Your objective: Below are records. Copy every line with "icon" in it.

Source data Start Marker

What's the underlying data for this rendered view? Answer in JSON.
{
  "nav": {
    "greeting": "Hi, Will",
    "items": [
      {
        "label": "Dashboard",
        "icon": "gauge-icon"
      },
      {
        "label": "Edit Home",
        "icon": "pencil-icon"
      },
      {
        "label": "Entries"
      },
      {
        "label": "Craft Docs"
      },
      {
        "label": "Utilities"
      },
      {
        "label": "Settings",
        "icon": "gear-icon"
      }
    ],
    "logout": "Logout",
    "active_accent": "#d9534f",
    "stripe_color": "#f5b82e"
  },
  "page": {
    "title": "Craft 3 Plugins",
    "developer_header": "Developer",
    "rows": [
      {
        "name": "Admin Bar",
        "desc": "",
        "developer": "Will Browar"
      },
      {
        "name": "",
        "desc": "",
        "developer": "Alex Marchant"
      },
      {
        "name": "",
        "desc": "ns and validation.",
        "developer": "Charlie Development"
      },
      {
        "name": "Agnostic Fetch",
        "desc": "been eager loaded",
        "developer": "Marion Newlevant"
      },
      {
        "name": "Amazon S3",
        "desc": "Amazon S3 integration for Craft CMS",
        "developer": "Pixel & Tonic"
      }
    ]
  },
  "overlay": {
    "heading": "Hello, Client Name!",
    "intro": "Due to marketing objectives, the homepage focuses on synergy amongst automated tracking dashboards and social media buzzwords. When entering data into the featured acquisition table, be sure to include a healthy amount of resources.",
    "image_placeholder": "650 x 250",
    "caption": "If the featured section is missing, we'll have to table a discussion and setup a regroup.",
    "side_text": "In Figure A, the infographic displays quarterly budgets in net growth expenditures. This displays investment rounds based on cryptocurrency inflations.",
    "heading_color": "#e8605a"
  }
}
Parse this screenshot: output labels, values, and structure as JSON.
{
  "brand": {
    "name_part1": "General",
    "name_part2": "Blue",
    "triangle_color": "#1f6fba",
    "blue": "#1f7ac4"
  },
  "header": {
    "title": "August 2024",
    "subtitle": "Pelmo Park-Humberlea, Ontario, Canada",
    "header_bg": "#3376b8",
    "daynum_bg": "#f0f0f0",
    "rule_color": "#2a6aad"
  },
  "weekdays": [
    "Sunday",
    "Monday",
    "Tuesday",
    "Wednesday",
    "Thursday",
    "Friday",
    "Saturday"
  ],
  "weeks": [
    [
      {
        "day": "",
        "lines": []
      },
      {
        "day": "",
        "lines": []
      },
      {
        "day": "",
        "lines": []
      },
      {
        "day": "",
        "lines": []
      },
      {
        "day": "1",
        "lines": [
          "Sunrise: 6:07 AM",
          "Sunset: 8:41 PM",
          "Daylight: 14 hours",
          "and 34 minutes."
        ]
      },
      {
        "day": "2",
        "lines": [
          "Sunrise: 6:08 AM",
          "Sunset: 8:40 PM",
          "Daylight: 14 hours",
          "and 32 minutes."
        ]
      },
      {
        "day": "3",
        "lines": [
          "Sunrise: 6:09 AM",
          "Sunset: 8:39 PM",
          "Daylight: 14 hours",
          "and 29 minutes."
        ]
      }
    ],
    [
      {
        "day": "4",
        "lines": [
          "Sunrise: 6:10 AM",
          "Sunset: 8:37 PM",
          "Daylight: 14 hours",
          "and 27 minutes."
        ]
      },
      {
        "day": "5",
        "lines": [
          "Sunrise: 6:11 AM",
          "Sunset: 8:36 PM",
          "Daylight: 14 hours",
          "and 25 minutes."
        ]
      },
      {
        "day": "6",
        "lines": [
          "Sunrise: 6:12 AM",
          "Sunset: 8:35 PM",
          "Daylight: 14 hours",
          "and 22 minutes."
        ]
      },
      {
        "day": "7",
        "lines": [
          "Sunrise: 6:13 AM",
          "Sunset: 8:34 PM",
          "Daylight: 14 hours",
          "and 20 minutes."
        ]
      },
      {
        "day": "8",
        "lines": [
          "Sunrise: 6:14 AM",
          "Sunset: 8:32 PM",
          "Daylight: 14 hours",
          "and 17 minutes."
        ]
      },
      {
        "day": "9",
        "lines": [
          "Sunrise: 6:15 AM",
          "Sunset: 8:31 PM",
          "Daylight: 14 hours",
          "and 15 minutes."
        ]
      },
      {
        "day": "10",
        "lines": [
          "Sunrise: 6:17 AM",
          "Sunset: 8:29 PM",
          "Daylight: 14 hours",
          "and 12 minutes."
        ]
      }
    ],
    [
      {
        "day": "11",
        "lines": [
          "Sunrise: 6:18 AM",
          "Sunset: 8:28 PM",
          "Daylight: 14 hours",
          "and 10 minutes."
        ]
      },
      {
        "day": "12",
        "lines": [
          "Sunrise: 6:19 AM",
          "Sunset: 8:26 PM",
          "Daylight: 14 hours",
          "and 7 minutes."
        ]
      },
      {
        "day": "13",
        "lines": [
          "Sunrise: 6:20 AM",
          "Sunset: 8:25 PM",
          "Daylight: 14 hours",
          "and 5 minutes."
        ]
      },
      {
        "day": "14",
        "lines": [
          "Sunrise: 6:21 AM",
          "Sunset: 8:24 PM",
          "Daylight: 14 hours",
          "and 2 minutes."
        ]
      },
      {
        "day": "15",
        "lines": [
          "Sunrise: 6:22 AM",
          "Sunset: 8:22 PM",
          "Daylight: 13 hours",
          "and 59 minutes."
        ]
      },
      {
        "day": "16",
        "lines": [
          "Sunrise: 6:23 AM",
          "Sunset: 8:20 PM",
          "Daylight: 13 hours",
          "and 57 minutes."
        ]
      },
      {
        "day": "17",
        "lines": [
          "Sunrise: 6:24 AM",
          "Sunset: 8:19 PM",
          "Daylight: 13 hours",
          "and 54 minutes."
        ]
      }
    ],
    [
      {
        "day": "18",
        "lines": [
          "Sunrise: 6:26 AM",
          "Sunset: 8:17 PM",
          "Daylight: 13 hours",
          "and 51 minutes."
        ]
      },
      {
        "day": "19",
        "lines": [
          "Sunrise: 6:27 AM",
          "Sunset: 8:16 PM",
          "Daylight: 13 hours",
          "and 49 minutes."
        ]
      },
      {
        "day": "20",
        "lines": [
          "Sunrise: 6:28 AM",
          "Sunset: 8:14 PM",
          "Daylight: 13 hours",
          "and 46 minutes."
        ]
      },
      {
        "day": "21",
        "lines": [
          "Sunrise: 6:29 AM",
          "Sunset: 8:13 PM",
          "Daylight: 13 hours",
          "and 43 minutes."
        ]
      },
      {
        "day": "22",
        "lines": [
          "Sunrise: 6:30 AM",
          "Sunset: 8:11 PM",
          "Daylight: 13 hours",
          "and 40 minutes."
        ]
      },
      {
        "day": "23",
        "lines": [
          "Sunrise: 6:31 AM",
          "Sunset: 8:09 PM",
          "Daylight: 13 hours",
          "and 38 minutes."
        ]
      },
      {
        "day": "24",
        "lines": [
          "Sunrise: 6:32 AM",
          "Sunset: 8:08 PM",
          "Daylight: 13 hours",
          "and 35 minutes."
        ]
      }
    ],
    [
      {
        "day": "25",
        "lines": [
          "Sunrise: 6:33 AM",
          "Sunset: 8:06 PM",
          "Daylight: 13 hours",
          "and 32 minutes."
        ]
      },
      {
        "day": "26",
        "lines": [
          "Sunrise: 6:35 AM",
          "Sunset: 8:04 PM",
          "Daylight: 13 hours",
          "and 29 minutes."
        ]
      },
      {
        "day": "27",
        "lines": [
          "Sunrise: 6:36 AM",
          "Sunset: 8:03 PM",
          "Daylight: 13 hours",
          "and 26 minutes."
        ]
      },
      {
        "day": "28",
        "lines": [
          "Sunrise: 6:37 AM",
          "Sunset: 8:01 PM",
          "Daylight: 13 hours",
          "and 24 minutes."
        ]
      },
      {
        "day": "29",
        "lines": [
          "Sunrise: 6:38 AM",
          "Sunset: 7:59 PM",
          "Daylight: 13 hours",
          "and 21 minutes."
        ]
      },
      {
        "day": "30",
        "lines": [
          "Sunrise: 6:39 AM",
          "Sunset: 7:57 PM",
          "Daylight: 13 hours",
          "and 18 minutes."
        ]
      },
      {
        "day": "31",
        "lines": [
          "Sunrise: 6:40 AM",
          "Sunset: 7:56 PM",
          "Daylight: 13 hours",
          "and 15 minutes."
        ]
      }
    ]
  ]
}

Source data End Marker

Exercise output:
        "icon": "gauge-icon"
        "icon": "pencil-icon"
        "icon": "gear-icon"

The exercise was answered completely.